Work to be completed:
Repeat the records exactly, with one exception: no images.

Task input:

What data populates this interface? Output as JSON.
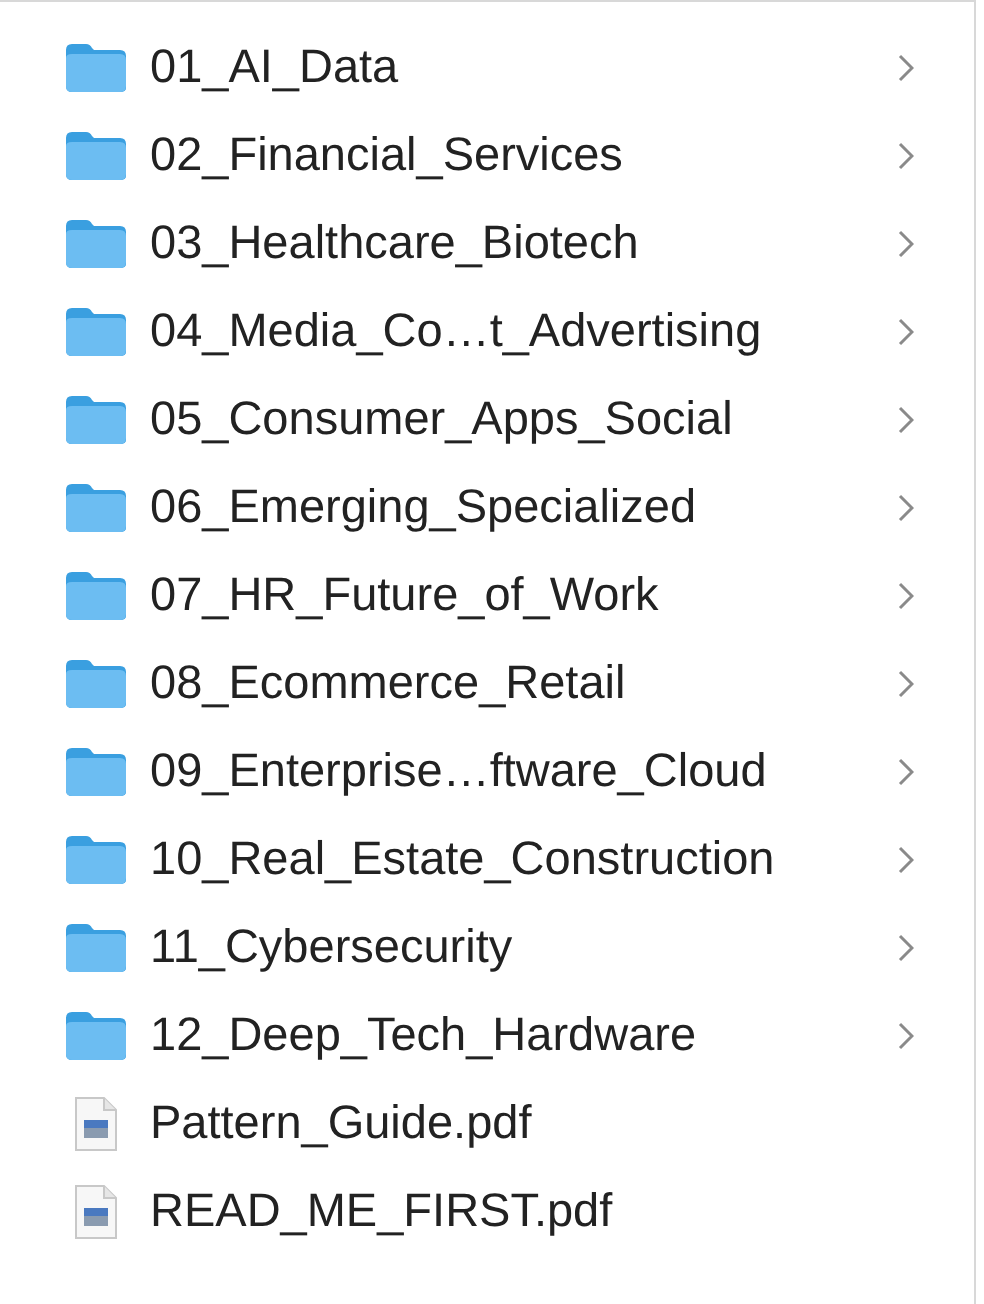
{
  "items": [
    {
      "kind": "folder",
      "name": "01_AI_Data"
    },
    {
      "kind": "folder",
      "name": "02_Financial_Services"
    },
    {
      "kind": "folder",
      "name": "03_Healthcare_Biotech"
    },
    {
      "kind": "folder",
      "name": "04_Media_Co…t_Advertising"
    },
    {
      "kind": "folder",
      "name": "05_Consumer_Apps_Social"
    },
    {
      "kind": "folder",
      "name": "06_Emerging_Specialized"
    },
    {
      "kind": "folder",
      "name": "07_HR_Future_of_Work"
    },
    {
      "kind": "folder",
      "name": "08_Ecommerce_Retail"
    },
    {
      "kind": "folder",
      "name": "09_Enterprise…ftware_Cloud"
    },
    {
      "kind": "folder",
      "name": "10_Real_Estate_Construction"
    },
    {
      "kind": "folder",
      "name": "11_Cybersecurity"
    },
    {
      "kind": "folder",
      "name": "12_Deep_Tech_Hardware"
    },
    {
      "kind": "pdf",
      "name": "Pattern_Guide.pdf"
    },
    {
      "kind": "pdf",
      "name": "READ_ME_FIRST.pdf"
    }
  ]
}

Expected output:
What data populates this interface? Output as JSON.
{
  "items": [
    {
      "kind": "folder",
      "name": "01_AI_Data"
    },
    {
      "kind": "folder",
      "name": "02_Financial_Services"
    },
    {
      "kind": "folder",
      "name": "03_Healthcare_Biotech"
    },
    {
      "kind": "folder",
      "name": "04_Media_Co…t_Advertising"
    },
    {
      "kind": "folder",
      "name": "05_Consumer_Apps_Social"
    },
    {
      "kind": "folder",
      "name": "06_Emerging_Specialized"
    },
    {
      "kind": "folder",
      "name": "07_HR_Future_of_Work"
    },
    {
      "kind": "folder",
      "name": "08_Ecommerce_Retail"
    },
    {
      "kind": "folder",
      "name": "09_Enterprise…ftware_Cloud"
    },
    {
      "kind": "folder",
      "name": "10_Real_Estate_Construction"
    },
    {
      "kind": "folder",
      "name": "11_Cybersecurity"
    },
    {
      "kind": "folder",
      "name": "12_Deep_Tech_Hardware"
    },
    {
      "kind": "pdf",
      "name": "Pattern_Guide.pdf"
    },
    {
      "kind": "pdf",
      "name": "READ_ME_FIRST.pdf"
    }
  ]
}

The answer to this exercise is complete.